Funds with commitments from Australian superannuation funds may soon have the value of their investments in the public domain.

As of June 30, Australian superannuation funds will need to begin disclosing sensitive private fund information. Reforms made by the Australian Prudential Regulation Authority (APRA) will require trustees of superannuation funds to disclose information such as fees and costs payable by the fund, asset allocation percentages, and the value of direct and indirect investments held.

For private equity managers, the risk is having commercially sensitive fund information released to the wider public. GPs with superannuation investors will have all of their assets listed on the organization's website. Disclosures will need to be made every six months and in addition to identifying each asset, they must also report each asset's current value.

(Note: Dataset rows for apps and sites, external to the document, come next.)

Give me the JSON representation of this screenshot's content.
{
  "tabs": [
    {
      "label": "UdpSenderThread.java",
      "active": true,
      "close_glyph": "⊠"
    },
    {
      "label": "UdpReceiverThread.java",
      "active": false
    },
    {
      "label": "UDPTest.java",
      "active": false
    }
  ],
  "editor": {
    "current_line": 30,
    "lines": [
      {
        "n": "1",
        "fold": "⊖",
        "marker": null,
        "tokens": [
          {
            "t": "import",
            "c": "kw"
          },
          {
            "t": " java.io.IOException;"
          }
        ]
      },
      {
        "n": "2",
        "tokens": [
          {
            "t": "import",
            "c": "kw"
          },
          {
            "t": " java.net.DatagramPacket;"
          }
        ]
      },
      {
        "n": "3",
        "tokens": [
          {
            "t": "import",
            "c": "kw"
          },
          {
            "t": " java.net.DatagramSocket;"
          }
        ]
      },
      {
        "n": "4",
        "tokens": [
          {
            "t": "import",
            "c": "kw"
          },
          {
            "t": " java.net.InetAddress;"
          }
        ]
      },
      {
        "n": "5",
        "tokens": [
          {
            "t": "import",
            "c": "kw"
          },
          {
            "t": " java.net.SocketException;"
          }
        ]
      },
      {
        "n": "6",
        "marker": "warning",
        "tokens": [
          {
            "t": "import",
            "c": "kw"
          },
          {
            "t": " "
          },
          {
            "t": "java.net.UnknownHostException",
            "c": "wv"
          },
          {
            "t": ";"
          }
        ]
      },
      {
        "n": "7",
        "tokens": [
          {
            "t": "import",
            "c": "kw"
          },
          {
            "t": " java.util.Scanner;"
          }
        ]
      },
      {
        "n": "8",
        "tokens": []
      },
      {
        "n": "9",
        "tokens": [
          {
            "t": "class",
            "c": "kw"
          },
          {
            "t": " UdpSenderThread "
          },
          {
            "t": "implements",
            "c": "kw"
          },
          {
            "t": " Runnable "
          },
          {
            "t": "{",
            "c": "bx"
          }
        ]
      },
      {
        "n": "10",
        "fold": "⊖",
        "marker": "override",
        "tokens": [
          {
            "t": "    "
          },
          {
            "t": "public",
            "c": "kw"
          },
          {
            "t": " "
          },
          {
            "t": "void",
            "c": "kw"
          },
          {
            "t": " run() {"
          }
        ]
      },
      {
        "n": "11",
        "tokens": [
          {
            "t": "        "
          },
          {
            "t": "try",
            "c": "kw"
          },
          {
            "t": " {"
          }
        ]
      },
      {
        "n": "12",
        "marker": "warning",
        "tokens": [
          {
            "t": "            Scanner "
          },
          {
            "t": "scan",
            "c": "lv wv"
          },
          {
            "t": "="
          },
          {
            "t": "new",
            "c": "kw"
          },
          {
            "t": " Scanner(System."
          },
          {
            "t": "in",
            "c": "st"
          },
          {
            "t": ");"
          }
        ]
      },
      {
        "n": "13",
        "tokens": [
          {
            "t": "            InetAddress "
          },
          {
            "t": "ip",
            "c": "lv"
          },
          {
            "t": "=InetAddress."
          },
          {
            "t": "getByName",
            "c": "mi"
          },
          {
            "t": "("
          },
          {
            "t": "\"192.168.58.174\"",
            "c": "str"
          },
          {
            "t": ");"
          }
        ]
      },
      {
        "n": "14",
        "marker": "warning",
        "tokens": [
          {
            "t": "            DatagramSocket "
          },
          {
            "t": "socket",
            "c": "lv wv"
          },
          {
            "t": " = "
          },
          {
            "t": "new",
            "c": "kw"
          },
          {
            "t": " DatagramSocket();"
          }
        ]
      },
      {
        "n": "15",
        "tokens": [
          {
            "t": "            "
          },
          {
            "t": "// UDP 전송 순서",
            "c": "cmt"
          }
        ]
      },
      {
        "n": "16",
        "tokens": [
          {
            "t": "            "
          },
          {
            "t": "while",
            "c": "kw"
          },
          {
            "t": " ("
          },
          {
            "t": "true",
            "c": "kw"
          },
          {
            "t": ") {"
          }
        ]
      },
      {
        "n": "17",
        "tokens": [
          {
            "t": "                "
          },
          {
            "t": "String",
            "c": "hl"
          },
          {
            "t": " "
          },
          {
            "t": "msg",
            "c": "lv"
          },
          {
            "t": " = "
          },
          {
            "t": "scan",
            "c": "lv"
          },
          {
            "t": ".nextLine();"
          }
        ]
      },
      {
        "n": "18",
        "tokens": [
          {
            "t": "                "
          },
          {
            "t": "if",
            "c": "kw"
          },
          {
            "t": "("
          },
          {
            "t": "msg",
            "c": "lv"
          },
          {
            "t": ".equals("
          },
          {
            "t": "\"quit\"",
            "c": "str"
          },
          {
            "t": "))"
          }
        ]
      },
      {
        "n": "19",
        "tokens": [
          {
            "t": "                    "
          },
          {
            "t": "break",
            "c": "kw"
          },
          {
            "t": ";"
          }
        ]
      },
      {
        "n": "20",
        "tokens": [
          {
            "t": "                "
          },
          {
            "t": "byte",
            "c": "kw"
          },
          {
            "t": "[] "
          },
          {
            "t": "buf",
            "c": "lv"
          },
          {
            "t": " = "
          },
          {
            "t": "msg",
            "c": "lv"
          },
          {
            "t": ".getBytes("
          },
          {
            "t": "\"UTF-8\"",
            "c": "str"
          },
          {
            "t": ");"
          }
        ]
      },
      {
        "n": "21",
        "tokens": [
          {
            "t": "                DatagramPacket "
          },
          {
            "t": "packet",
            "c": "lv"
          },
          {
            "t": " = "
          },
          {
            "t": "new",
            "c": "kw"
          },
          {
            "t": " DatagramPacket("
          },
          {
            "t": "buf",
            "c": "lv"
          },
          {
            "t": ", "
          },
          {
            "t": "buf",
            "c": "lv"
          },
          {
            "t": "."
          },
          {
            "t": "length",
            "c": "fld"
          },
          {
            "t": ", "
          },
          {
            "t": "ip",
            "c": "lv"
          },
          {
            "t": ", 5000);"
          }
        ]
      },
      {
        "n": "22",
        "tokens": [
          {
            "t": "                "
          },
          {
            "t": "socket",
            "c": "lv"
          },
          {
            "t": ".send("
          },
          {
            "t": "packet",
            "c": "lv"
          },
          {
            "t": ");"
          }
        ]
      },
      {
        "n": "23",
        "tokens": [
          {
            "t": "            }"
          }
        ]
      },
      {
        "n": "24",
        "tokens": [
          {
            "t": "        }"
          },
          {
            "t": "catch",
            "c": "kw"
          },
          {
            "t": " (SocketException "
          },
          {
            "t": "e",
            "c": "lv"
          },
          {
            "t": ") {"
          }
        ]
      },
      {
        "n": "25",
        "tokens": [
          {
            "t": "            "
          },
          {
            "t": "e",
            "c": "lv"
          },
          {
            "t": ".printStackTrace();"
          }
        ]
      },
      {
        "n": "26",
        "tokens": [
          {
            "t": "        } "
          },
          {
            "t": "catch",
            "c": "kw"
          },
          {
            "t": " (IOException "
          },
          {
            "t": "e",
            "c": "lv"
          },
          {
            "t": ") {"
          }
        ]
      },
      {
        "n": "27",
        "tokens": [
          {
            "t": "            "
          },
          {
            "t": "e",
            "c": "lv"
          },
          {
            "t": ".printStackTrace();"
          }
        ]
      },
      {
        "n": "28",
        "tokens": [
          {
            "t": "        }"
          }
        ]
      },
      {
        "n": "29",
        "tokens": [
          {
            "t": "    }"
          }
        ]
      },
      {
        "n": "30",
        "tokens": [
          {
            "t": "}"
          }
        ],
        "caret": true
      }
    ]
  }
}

“It is important that APRA’s publicly released statistics facilitate and encourage analysis of whether the superannuation industry is achieving retirement income policy objectives over the medium to long term, and contribute to enhanced transparency, accountability and understanding of the superannuation industry,” APRA Member, Helen Rowell, said in a statement.

According to a client alert from law firm King & Wood Mallesons SJ Berwin, structures have been developed that may keep this information out of the public domain for some funds, but these will need to be assessed on a case by case basis.

Moreover certain disclosures may be exempted from the reforms if the APRA includes exemptions for sensitive market information, the memo said. However, this point remains unclear until final regulations are published.

GPs hoping to rely on confidentiality provisions in the partnership agreement should also be aware that the new disclosures rules will override those types of provisions.

Consequently, fund managers faced are faced with the dilemma of whether or not to accept commitments from Australian superannuation funds (who will need assurances prior to investing that the information required will be forthcoming), the memo continued.

Fund managers who already have Australian superannuation money in active funds will have no choice but to prepare themselves for the inevitable disclosure requests and identify what information they will be required to disclose to these investors.